Once people try to categorize other people (for example, by gender) countless categories come up--no longer as "simply" male and female, but non-binary, transgender, and queer, to name a few. As categories continue to fracture into more complex groupings, ethnographic research adapts to allow individual "voices" for both the researcher and the subject. The interaction between the two is considered through their individual voices.

Relevant Sects of Feminism Edit

  • Black feminism/ womanism
  • Gender critical feminism
  • Eco-feminism
  • Liberal feminism
  • Third Wave feminism
  • New Age feminism

Major Criticism and Reception Edit
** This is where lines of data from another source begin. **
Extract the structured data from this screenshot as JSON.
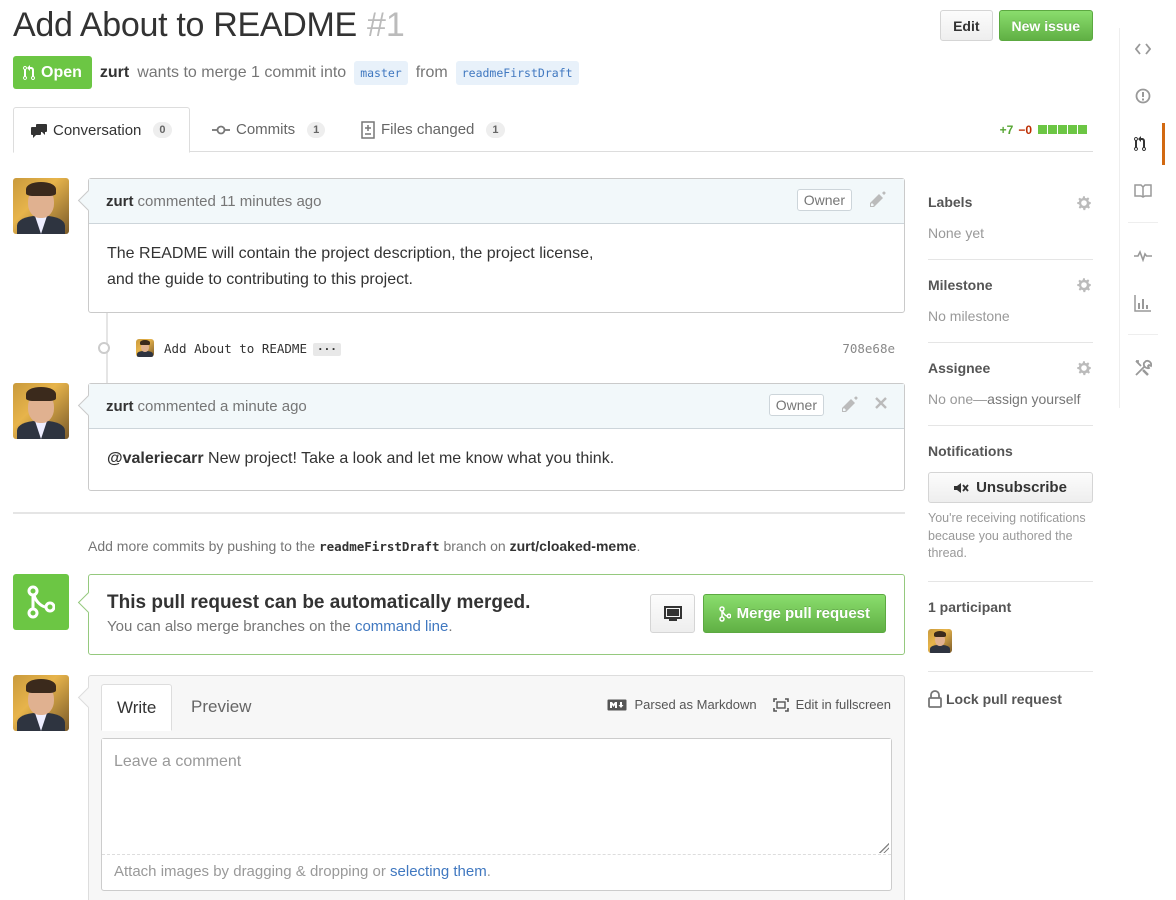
{
  "header": {
    "title": "Add About to README",
    "number": "#1",
    "edit_label": "Edit",
    "new_issue_label": "New issue"
  },
  "meta": {
    "state": "Open",
    "author": "zurt",
    "text_merge": "wants to merge 1 commit into",
    "base_branch": "master",
    "text_from": "from",
    "head_branch": "readmeFirstDraft"
  },
  "tabs": [
    {
      "label": "Conversation",
      "count": "0"
    },
    {
      "label": "Commits",
      "count": "1"
    },
    {
      "label": "Files changed",
      "count": "1"
    }
  ],
  "diffstat": {
    "additions": "+7",
    "deletions": "−0"
  },
  "comments": [
    {
      "author": "zurt",
      "action": "commented 11 minutes ago",
      "badge": "Owner",
      "body_line1": "The README will contain the project description, the project license,",
      "body_line2": "and the guide to contributing to this project."
    },
    {
      "author": "zurt",
      "action": "commented a minute ago",
      "badge": "Owner",
      "mention": "@valeriecarr",
      "body": " New project! Take a look and let me know what you think."
    }
  ],
  "commit": {
    "message": "Add About to README",
    "ellipsis": "···",
    "sha": "708e68e"
  },
  "push_note": {
    "prefix": "Add more commits by pushing to the",
    "branch": "readmeFirstDraft",
    "middle": "branch on",
    "repo": "zurt/cloaked-meme",
    "suffix": "."
  },
  "merge": {
    "title": "This pull request can be automatically merged.",
    "sub_prefix": "You can also merge branches on the",
    "sub_link": "command line",
    "sub_suffix": ".",
    "button": "Merge pull request"
  },
  "editor": {
    "write_tab": "Write",
    "preview_tab": "Preview",
    "markdown_label": "Parsed as Markdown",
    "fullscreen_label": "Edit in fullscreen",
    "placeholder": "Leave a comment",
    "attach_prefix": "Attach images by dragging & dropping or",
    "attach_link": "selecting them",
    "attach_suffix": "."
  },
  "sidebar": {
    "labels_title": "Labels",
    "labels_value": "None yet",
    "milestone_title": "Milestone",
    "milestone_value": "No milestone",
    "assignee_title": "Assignee",
    "assignee_value": "No one—",
    "assignee_link": "assign yourself",
    "notifications_title": "Notifications",
    "unsubscribe_label": "Unsubscribe",
    "notifications_note": "You're receiving notifications because you authored the thread.",
    "participants_title": "1 participant",
    "lock_label": "Lock pull request"
  },
  "colors": {
    "green": "#6cc644",
    "link": "#4078c0",
    "rail_active": "#d26911"
  }
}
"Criticisms of the additive approach fail to give proper credit to quantitative analysis as a practical way to address the impact of disadvantaged identities.  Intersectionality theory rightly advocates the complexity of individuals.  But to understand this complexity, there must be ways to determine which identities are advantaged and which are disadvantaged, in what contexts and to what extent.  As illustrated here, quantitative techniques make possible such accounting that not only allows for valid comparisons across countries, but also among types of very complex intersections.   

Thus, although the majority of intersectionality research is done using qualitative methods, intersectionality theorists should embrace quantitative techniques to develop the intersectionality paradigm.  Large survey data sets, especially cross-national ones, provide opportunities for intersectionality researchers to provide empirical support for their theoretical statements and generalizability of their findings.  We need to stop wondering whether quantitative analysis of survey data is appropriate for accounting for intersectionality.  The challenge now is to strengthen the bond between intersectionality theory and quantitative techniques." (How Can We Account for Intersectionality in Quantitative Analysis of Survey Data?  Empirical Illustration of Central and Eastern Europe)

Related Works Edit

  • Christine De Pizan - NATC 203
  • Foucault, Michel - The Archaeology of Knowledge and the Discourse on Language
  • Rodo-de-Zarate, Maria - "Commentary on The Complexity of Intersectionality", Humana.Mente Journal of Philosophical Studies, Vol. 22, September 2012, pp. 189-197.
  • Paula Dunn Allen- NATC 2000
  • Simone de Beauvoir - NATC 1261
  • Susan Bordo - NATC 2237
  • Judith Butler - NATC 2536
  • Helene Cixous - 1938
  • Sandra M. Gilbert and Susan Gubar - NATC 1923
  • Donna Haraway - NATC 2187
  • Annette Kolodny - NATC 2045
  • Jacques-Marie Lacan - NATC 1163
  • Lisa Lowe - NATC 2516
  • Laura Mulvey - NATC 2081
  • Adrienne Rich - NATC 1588
  • Gayle Rubin - NATC 2373
  • Edward Said - NATC 1866
  • Gayatri Chakravorty Spivak - NATC 2110
  • Monique Wittig - NATC 1904
  • Virginia Woolf - NATC 892
  • Ruth Behar, Translated Woman

References Edit

  • McCall, Leslie. (2005). "The Complexity of Intersectionality." Signs , vol. 30, no 3, 2005, pp. 1771-1800.
  • "Intersectionality in Sociology." N.p., n.d. Web. 26 Oct. 2016.
  • Dubrow, Joshua Kjerulf.  2008.  “How Can We Account for Intersectionality in Quantitative Analysis of Survey Data?  Empirical Illustration of Central and Eastern Europe.”  ASK: Society, Research, Methods 17: 85-102.